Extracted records
· · · ·

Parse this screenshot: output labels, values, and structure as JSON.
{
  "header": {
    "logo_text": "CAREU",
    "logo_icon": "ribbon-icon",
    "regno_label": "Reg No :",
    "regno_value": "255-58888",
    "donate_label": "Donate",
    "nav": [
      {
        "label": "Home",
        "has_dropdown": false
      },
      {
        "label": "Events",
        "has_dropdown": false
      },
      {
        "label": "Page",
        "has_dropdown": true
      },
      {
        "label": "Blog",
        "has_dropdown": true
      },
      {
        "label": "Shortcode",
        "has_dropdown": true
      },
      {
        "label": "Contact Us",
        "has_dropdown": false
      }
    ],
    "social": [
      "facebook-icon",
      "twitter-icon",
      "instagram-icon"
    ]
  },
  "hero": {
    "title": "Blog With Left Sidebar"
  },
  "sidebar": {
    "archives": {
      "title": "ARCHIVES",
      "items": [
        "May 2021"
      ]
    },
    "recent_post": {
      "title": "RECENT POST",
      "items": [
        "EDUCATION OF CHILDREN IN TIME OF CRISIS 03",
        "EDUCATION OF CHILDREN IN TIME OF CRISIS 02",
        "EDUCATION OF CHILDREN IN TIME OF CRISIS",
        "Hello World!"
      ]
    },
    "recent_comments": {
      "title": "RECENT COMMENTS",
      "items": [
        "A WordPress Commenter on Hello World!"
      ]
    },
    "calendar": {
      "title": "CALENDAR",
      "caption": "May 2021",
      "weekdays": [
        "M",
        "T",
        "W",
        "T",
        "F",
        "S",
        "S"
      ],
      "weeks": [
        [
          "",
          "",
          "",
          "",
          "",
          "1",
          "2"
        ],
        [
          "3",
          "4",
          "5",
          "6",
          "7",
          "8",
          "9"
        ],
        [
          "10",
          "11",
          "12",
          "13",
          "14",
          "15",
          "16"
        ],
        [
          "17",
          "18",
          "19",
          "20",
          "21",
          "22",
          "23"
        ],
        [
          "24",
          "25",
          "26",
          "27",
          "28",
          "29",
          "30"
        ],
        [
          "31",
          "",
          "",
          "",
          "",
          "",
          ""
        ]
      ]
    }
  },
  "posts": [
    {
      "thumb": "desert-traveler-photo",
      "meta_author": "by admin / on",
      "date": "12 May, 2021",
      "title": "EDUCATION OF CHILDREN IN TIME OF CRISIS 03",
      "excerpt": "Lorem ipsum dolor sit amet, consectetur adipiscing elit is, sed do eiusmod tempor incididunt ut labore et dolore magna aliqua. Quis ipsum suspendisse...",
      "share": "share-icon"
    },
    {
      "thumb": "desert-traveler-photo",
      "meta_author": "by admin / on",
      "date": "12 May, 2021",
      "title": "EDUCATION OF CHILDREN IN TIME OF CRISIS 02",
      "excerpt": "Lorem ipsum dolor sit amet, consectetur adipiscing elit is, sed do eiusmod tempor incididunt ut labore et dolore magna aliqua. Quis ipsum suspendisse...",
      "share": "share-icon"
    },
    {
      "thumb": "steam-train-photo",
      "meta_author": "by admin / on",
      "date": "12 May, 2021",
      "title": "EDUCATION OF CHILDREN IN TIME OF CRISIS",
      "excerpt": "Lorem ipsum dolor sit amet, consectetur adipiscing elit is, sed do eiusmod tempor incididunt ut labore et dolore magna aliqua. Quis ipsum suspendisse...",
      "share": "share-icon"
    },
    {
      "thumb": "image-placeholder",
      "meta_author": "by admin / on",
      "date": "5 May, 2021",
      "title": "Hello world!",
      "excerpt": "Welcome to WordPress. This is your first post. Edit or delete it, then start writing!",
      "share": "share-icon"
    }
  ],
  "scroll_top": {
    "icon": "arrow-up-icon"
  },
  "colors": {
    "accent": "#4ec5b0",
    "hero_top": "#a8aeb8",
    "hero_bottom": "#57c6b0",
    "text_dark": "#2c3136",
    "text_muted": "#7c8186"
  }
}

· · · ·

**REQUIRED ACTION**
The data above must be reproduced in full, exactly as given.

**RESPONSE BELOW**
Parse this screenshot: output labels, values, and structure as JSON.
{
  "header": {
    "logo_text": "CAREU",
    "logo_icon": "ribbon-icon",
    "regno_label": "Reg No :",
    "regno_value": "255-58888",
    "donate_label": "Donate",
    "nav": [
      {
        "label": "Home",
        "has_dropdown": false
      },
      {
        "label": "Events",
        "has_dropdown": false
      },
      {
        "label": "Page",
        "has_dropdown": true
      },
      {
        "label": "Blog",
        "has_dropdown": true
      },
      {
        "label": "Shortcode",
        "has_dropdown": true
      },
      {
        "label": "Contact Us",
        "has_dropdown": false
      }
    ],
    "social": [
      "facebook-icon",
      "twitter-icon",
      "instagram-icon"
    ]
  },
  "hero": {
    "title": "Blog With Left Sidebar"
  },
  "sidebar": {
    "archives": {
      "title": "ARCHIVES",
      "items": [
        "May 2021"
      ]
    },
    "recent_post": {
      "title": "RECENT POST",
      "items": [
        "EDUCATION OF CHILDREN IN TIME OF CRISIS 03",
        "EDUCATION OF CHILDREN IN TIME OF CRISIS 02",
        "EDUCATION OF CHILDREN IN TIME OF CRISIS",
        "Hello World!"
      ]
    },
    "recent_comments": {
      "title": "RECENT COMMENTS",
      "items": [
        "A WordPress Commenter on Hello World!"
      ]
    },
    "calendar": {
      "title": "CALENDAR",
      "caption": "May 2021",
      "weekdays": [
        "M",
        "T",
        "W",
        "T",
        "F",
        "S",
        "S"
      ],
      "weeks": [
        [
          "",
          "",
          "",
          "",
          "",
          "1",
          "2"
        ],
        [
          "3",
          "4",
          "5",
          "6",
          "7",
          "8",
          "9"
        ],
        [
          "10",
          "11",
          "12",
          "13",
          "14",
          "15",
          "16"
        ],
        [
          "17",
          "18",
          "19",
          "20",
          "21",
          "22",
          "23"
        ],
        [
          "24",
          "25",
          "26",
          "27",
          "28",
          "29",
          "30"
        ],
        [
          "31",
          "",
          "",
          "",
          "",
          "",
          ""
        ]
      ]
    }
  },
  "posts": [
    {
      "thumb": "desert-traveler-photo",
      "meta_author": "by admin / on",
      "date": "12 May, 2021",
      "title": "EDUCATION OF CHILDREN IN TIME OF CRISIS 03",
      "excerpt": "Lorem ipsum dolor sit amet, consectetur adipiscing elit is, sed do eiusmod tempor incididunt ut labore et dolore magna aliqua. Quis ipsum suspendisse...",
      "share": "share-icon"
    },
    {
      "thumb": "desert-traveler-photo",
      "meta_author": "by admin / on",
      "date": "12 May, 2021",
      "title": "EDUCATION OF CHILDREN IN TIME OF CRISIS 02",
      "excerpt": "Lorem ipsum dolor sit amet, consectetur adipiscing elit is, sed do eiusmod tempor incididunt ut labore et dolore magna aliqua. Quis ipsum suspendisse...",
      "share": "share-icon"
    },
    {
      "thumb": "steam-train-photo",
      "meta_author": "by admin / on",
      "date": "12 May, 2021",
      "title": "EDUCATION OF CHILDREN IN TIME OF CRISIS",
      "excerpt": "Lorem ipsum dolor sit amet, consectetur adipiscing elit is, sed do eiusmod tempor incididunt ut labore et dolore magna aliqua. Quis ipsum suspendisse...",
      "share": "share-icon"
    },
    {
      "thumb": "image-placeholder",
      "meta_author": "by admin / on",
      "date": "5 May, 2021",
      "title": "Hello world!",
      "excerpt": "Welcome to WordPress. This is your first post. Edit or delete it, then start writing!",
      "share": "share-icon"
    }
  ],
  "scroll_top": {
    "icon": "arrow-up-icon"
  },
  "colors": {
    "accent": "#4ec5b0",
    "hero_top": "#a8aeb8",
    "hero_bottom": "#57c6b0",
    "text_dark": "#2c3136",
    "text_muted": "#7c8186"
  }
}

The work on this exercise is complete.